  • Research to analyze results of lifelong learning.

Health and Wellness and the Arts:

  • Promoting awareness of arts programs that enhance health and wellness;
  • Developing a broad definition and array of existing innovative and novel study designs and outcome measures to support evidence-based research;
  • Identifying and promoting shared values and a common language among intergenerational stakeholders; and
  • Promoting partnerships among artists, scientists, healthcare entities, policymakers, funders, etc.

Age-Friendly Community Design:

  • Demographic shift which too many people are in denial about;
  • Designing a community that works for everyone;
  • Critical importance of transportation;
  • Age-friendly design at its best is efficient, effective, and equitable for all; and
  • Design inclusivity.

2. What are the biggest barriers to addressing these needs?

Lifelong Learning and Engagement in the Arts:

  • Arts and Aging are not equal players at the “research table;”
  • No joint ownership or collaboration to build a coalition of advocates; and
  • Institutions do not have an embedded commitment to lifelong learning.

Health and Wellness and the Arts:

  • Insufficient public interest and attention/understanding with inadequate communication between all stakeholders;
  • Lack of sufficient inclusion of the arts in public policy discussions;
  • Not enough effective theoretical models and research methods applicable to the arts; and
  • Insufficient funding for artists and researchers.

Age-Friendly Community Design:

  • Communities need options on all issues (housing, transportation, health, etc.) but our systems tend to not have options;
  • Affordability and lack of supply in age friendly communities and gentrification;
  • Lack of vision and cost-benefit analysis/evaluations to make the case; and
  • Need to bring all policies and models to scale at the national and local level.

3. What are the most viable solutions that the federal government can help with?

Lifelong Learning and Engagement in the Arts:

  • Actively work to eliminate ageism across all federal policies;
  • Catalyze increased public/private funding by convening funders  and develop innovative funding models;
  • Collaborate across federal, state, and local governments to collect data, map the ecosystem, and leverage the potential of successful programs;
  • Promote and fund cost-effectiveness and outcomes research;
  • Increase funding to individual older artists and provide support for programs; and
  • Support the role of professional and teaching artists.

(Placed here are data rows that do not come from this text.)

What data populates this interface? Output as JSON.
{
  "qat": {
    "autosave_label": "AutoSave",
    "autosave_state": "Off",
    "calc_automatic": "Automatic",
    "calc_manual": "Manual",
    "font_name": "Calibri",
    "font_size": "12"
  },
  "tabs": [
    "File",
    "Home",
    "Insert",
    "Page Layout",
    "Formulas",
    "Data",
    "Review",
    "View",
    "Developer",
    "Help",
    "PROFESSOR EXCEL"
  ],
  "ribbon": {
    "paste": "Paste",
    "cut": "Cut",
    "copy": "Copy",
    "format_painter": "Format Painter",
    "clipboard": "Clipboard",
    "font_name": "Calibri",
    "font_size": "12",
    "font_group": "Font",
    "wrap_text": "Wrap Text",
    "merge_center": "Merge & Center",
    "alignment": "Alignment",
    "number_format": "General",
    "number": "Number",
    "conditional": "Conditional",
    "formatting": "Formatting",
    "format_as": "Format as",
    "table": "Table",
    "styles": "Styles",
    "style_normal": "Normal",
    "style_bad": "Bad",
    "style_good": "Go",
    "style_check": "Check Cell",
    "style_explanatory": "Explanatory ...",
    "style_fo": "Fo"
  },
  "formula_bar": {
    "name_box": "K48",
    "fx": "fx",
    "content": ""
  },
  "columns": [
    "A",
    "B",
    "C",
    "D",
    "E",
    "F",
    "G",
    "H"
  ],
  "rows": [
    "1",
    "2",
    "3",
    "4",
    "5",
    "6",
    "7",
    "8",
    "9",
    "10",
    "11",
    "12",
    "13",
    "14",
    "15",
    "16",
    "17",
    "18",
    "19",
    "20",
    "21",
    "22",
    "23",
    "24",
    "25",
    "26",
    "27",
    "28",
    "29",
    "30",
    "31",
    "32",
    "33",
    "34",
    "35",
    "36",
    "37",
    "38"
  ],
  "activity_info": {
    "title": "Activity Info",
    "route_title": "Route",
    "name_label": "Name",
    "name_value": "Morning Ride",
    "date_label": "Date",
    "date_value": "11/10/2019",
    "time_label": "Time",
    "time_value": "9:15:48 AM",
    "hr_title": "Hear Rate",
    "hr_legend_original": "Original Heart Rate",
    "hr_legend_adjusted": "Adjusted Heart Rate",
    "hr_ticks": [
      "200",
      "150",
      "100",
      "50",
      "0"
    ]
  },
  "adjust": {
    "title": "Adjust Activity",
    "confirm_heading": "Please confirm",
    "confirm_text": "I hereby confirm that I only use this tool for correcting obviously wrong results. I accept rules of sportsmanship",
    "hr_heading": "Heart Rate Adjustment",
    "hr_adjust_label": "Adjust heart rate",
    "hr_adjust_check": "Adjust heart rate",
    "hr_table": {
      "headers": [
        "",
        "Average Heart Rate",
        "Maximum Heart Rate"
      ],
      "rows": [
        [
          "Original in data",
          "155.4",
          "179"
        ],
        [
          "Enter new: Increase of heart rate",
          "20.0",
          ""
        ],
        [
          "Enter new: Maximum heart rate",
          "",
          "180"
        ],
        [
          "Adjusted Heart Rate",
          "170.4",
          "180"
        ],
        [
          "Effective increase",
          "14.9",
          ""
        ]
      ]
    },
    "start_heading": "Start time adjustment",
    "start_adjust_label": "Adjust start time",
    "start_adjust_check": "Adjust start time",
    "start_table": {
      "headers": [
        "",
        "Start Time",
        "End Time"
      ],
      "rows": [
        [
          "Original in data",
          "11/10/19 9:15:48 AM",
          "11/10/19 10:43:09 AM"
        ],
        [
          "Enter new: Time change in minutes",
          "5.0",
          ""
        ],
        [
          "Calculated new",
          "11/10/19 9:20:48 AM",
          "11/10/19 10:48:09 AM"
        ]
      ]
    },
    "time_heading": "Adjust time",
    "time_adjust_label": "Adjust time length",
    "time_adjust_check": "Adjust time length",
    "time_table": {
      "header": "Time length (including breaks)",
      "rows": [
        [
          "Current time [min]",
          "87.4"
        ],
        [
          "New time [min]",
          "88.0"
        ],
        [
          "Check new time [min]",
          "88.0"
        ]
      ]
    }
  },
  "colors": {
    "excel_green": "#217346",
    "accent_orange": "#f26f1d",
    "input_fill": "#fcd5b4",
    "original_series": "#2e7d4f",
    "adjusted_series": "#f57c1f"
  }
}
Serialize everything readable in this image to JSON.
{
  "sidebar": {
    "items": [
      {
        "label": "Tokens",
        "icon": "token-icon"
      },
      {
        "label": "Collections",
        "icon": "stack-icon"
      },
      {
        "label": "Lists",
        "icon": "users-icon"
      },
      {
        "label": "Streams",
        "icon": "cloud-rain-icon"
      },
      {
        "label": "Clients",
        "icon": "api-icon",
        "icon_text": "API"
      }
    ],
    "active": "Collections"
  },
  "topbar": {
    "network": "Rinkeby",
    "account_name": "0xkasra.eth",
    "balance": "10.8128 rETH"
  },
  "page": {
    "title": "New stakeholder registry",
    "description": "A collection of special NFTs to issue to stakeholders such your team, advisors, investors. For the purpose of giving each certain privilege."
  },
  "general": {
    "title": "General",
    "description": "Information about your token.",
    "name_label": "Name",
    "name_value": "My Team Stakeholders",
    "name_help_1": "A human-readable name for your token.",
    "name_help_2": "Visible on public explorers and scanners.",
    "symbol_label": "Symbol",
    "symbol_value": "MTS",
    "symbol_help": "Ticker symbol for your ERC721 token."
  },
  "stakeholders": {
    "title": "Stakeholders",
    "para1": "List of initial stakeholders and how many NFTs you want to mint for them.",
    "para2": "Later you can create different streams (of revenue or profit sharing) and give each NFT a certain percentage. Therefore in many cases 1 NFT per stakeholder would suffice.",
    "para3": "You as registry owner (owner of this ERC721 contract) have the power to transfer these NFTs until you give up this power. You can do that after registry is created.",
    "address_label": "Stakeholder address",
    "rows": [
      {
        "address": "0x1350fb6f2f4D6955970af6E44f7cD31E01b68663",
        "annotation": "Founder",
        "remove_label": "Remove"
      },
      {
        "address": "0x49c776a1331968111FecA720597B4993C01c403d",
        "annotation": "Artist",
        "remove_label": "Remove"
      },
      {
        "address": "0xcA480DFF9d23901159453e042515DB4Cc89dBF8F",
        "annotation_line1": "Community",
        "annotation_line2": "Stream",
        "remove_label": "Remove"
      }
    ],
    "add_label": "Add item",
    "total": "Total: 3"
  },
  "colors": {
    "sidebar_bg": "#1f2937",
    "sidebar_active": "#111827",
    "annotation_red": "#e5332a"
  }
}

Health and Wellness and the Arts:

  • Identify the critical agencies that can bring the arts into their own solutions;
  • Acknowledge and name the artistic contributions integral to other fields;
  • Expand the federal Interagency Task Force on the Arts and Human Development with virtual mentoring and cross-sector mentorship;
  • Establish national arts and culture research network with best practice sharing (map out who funds what, and under what parameters);
  • Integrate psychological and social sciences as allies in the arts and humanities; and
  • Expand and infuse arts through existing systems at the federal, state, local  and non-profit levels.

Age-Friendly Community Design:

  • Ask agencies to look at a series of issues relating to creative financing tools for housing and transit;
  • Fund innovations and research in federal agencies (DARPA, NSF, NEA, etc.);
  • Appoint a White House spokesperson on aging;
  • Start a government-wide conversation on design as a key tool to create all-inclusive communities; and
  • Start a federal campaign against ageism.